Then it dawned on me that Doctor Who isn’t JUST a sci-fi show about a quirky time-traveler who saves humanity over and over. It’s also an amazingly well-written story that sucks you in like a black hole. It’s just as absorbing as the best books I’ve read. Steven Moffat and the other contributing writers like Newbery author Neil Gaiman, are nothing short of brilliant in my opinion. His storytelling and creativity and ideas are what makes keeps the Doctor Who fandom vibrant and alive.
After a couple days’ reflection, I also realized that this analogy exactly illustrates my thoughts on the hackneyed discussion of print vs. eBook in education and wider society. I am *SO TIRED* of having this conversation with community members, administrators, and other school librarians. Just because eBooks exist doesn’t make them a one-size-fits-all format for any content. It’s not about how we read or what “thing” we use to read or the number of multimedia features in a book/eBook/iBook.
It’s about excellent stories. It always has been, and I believe it will continue to be all about the stories. As my husband (a HUGE graphic novel fan) so beautifully summed it up:

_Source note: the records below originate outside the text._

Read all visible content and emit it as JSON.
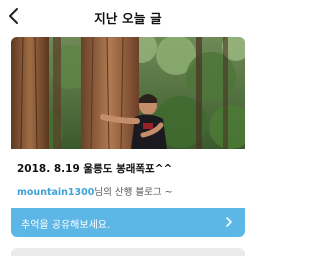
{
  "header": {
    "title": "지난 오늘 글"
  },
  "post": {
    "title": "2018. 8.19 울릉도 봉래폭포^^",
    "blogger": "mountain1300",
    "blog_suffix": "님의 산행 블로그 ~"
  },
  "share": {
    "label": "추억을 공유해보세요."
  },
  "colors": {
    "accent": "#5cb6e6",
    "blogger_text": "#3fa1d8"
  },
  "icons": {
    "back": "chevron-left-icon",
    "share_arrow": "chevron-right-icon"
  }
}
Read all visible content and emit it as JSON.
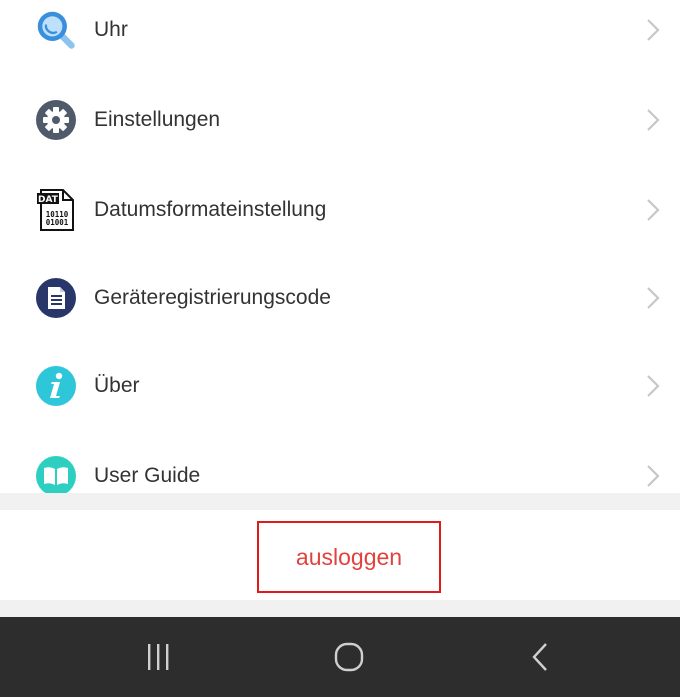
{
  "menu": {
    "items": [
      {
        "label": "Uhr",
        "icon": "clock-magnifier-icon"
      },
      {
        "label": "Einstellungen",
        "icon": "gear-icon"
      },
      {
        "label": "Datumsformateinstellung",
        "icon": "dat-file-icon",
        "icon_text_top": "DAT",
        "icon_text_line1": "10110",
        "icon_text_line2": "01001"
      },
      {
        "label": "Geräteregistrierungscode",
        "icon": "document-icon"
      },
      {
        "label": "Über",
        "icon": "info-icon"
      },
      {
        "label": "User Guide",
        "icon": "book-icon"
      }
    ]
  },
  "logout": {
    "label": "ausloggen"
  },
  "navbar": {
    "recent": "recent-apps-icon",
    "home": "home-icon",
    "back": "back-icon"
  },
  "colors": {
    "text": "#333333",
    "chevron": "#c7c7c7",
    "logout_text": "#e2423d",
    "logout_border": "#e01b1b",
    "navbar_bg": "#2d2d2d",
    "divider": "#f1f1f1"
  }
}
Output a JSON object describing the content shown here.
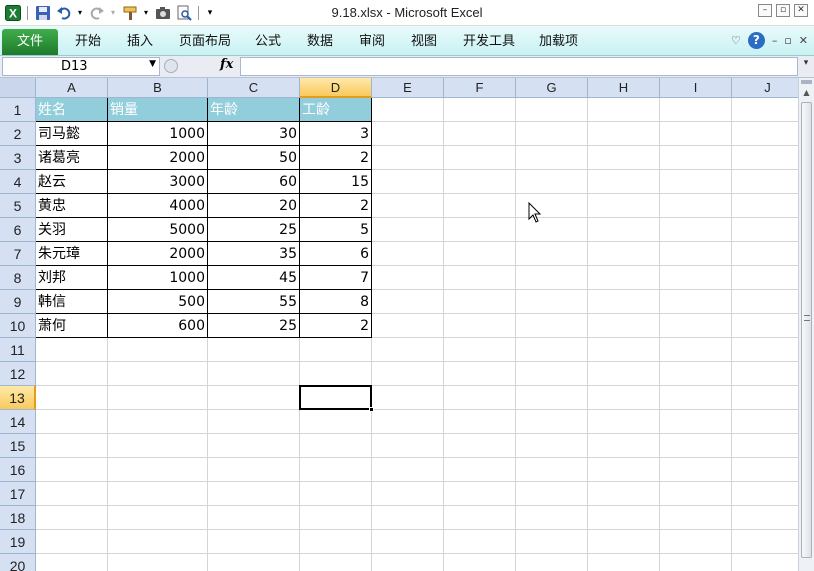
{
  "window": {
    "title": "9.18.xlsx - Microsoft Excel",
    "minimize_label": "–",
    "restore_label": "▫",
    "close_label": "✕"
  },
  "quick_access": {
    "icons": [
      "excel-logo-icon",
      "save-icon",
      "undo-icon",
      "redo-icon",
      "format-painter-icon",
      "camera-icon",
      "print-preview-icon",
      "customize-qat-icon"
    ]
  },
  "ribbon": {
    "file_tab": "文件",
    "tabs": [
      "开始",
      "插入",
      "页面布局",
      "公式",
      "数据",
      "审阅",
      "视图",
      "开发工具",
      "加载项"
    ],
    "collapse_label": "♡",
    "help_label": "?",
    "min_label": "–",
    "restore_label": "▫",
    "close_label": "✕"
  },
  "formula_bar": {
    "name_box": "D13",
    "fx_label": "fx",
    "formula": ""
  },
  "sheet": {
    "columns": [
      "A",
      "B",
      "C",
      "D",
      "E",
      "F",
      "G",
      "H",
      "I",
      "J"
    ],
    "rows": [
      "1",
      "2",
      "3",
      "4",
      "5",
      "6",
      "7",
      "8",
      "9",
      "10",
      "11",
      "12",
      "13",
      "14",
      "15",
      "16",
      "17",
      "18",
      "19",
      "20"
    ],
    "selected_cell": "D13",
    "header_row": [
      "姓名",
      "销量",
      "年龄",
      "工龄"
    ],
    "header_fill": "#92cddc",
    "data_rows": [
      [
        "司马懿",
        "1000",
        "30",
        "3"
      ],
      [
        "诸葛亮",
        "2000",
        "50",
        "2"
      ],
      [
        "赵云",
        "3000",
        "60",
        "15"
      ],
      [
        "黄忠",
        "4000",
        "20",
        "2"
      ],
      [
        "关羽",
        "5000",
        "25",
        "5"
      ],
      [
        "朱元璋",
        "2000",
        "35",
        "6"
      ],
      [
        "刘邦",
        "1000",
        "45",
        "7"
      ],
      [
        "韩信",
        "500",
        "55",
        "8"
      ],
      [
        "萧何",
        "600",
        "25",
        "2"
      ]
    ]
  },
  "scrollbar": {
    "up_label": "▲"
  },
  "colors": {
    "file_tab": "#2e8f3a",
    "ribbon_bg": "#d6f5f6",
    "selection_header": "#f9c95e",
    "header_fill": "#92cddc"
  }
}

Anyone who discredits a format, underestimates it.
Some stories are best told in print, some in eBook, some with interactive features, some as audiobooks, some as graphic novels, and some as movies, plays, podcasts, or even British sci-fi TV series. The format only matters if it’s limiting or liberating to the story being told, which can lead to exciting, endless possibilities for storytelling. That fact tells me that libraries and librarians aren’t going anywhere. No matter what you call us or how our role inevitably changes, we are, at our core, lovers and sharers of stories in all formats, genres, and devices.